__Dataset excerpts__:
-*-
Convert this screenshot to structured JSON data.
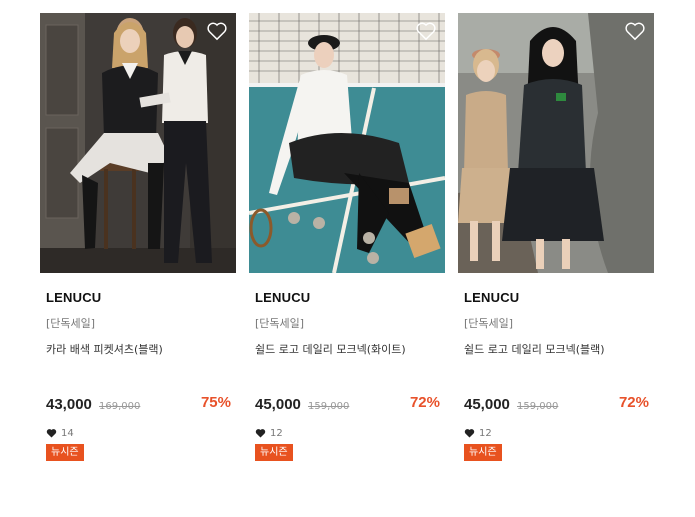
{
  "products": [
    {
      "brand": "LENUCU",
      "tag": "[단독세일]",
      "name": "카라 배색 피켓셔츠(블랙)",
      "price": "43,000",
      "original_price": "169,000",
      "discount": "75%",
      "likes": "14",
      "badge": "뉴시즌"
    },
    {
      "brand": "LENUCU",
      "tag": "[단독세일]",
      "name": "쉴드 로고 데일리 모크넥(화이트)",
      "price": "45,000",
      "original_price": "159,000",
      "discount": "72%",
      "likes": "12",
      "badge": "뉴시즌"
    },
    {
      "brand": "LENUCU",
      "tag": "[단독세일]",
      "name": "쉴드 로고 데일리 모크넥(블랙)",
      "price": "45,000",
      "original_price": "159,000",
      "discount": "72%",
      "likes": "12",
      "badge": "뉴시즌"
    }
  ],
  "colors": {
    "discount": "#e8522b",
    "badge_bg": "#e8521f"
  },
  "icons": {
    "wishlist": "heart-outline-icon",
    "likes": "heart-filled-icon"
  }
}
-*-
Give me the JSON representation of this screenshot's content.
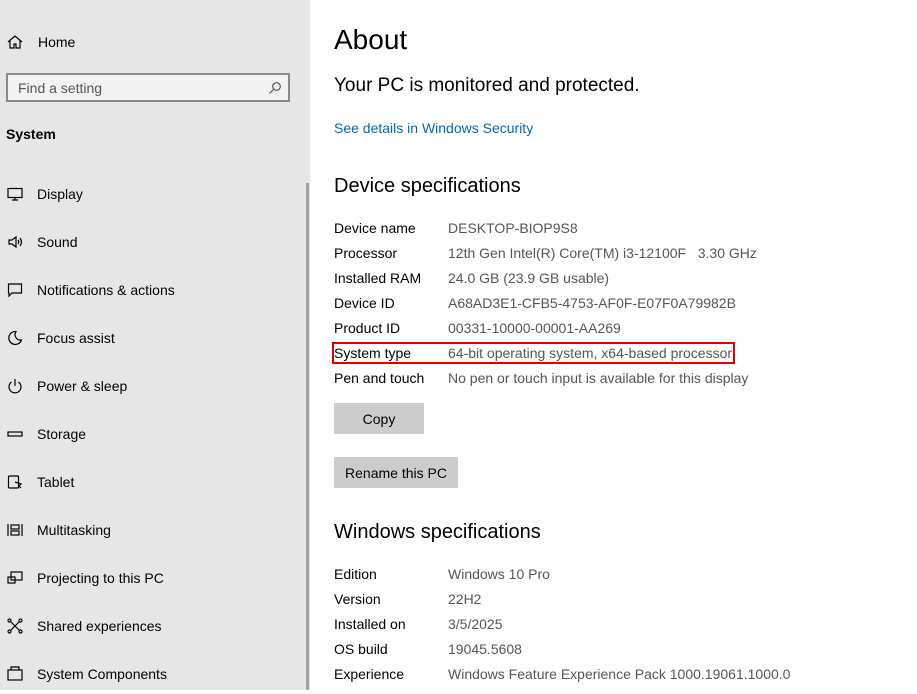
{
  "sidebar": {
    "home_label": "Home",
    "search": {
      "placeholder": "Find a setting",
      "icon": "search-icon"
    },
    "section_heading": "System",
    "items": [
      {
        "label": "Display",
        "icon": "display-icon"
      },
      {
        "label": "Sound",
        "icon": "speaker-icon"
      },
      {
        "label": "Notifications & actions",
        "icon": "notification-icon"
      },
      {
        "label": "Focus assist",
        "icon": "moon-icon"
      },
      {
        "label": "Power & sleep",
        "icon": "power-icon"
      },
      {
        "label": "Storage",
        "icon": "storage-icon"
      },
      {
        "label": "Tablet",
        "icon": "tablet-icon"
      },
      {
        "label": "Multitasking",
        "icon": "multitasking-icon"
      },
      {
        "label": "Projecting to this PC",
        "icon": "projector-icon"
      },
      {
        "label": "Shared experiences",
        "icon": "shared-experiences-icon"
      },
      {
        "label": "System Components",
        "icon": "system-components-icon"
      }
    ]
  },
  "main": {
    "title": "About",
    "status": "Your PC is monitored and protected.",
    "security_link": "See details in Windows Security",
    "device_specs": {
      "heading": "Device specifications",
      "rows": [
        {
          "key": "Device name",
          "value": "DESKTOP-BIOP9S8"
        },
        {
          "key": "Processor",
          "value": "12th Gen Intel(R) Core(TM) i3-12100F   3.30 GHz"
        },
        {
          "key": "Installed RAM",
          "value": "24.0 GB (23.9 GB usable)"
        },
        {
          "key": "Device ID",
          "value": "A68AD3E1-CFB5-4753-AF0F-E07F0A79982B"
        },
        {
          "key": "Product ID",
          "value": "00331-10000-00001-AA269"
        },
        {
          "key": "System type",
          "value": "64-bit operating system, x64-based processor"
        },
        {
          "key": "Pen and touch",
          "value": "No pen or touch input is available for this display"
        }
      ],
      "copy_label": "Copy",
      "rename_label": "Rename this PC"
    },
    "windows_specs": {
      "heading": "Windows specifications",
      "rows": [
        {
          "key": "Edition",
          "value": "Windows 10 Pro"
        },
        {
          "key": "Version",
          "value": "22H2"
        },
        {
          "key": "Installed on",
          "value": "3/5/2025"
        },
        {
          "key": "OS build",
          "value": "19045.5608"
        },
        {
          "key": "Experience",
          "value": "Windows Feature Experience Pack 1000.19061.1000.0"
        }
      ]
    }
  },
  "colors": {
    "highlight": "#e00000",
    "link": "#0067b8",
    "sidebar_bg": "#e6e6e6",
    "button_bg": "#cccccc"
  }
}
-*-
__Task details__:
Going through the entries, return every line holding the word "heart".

__Solution below__:
    "wishlist": "heart-outline-icon",
    "likes": "heart-filled-icon"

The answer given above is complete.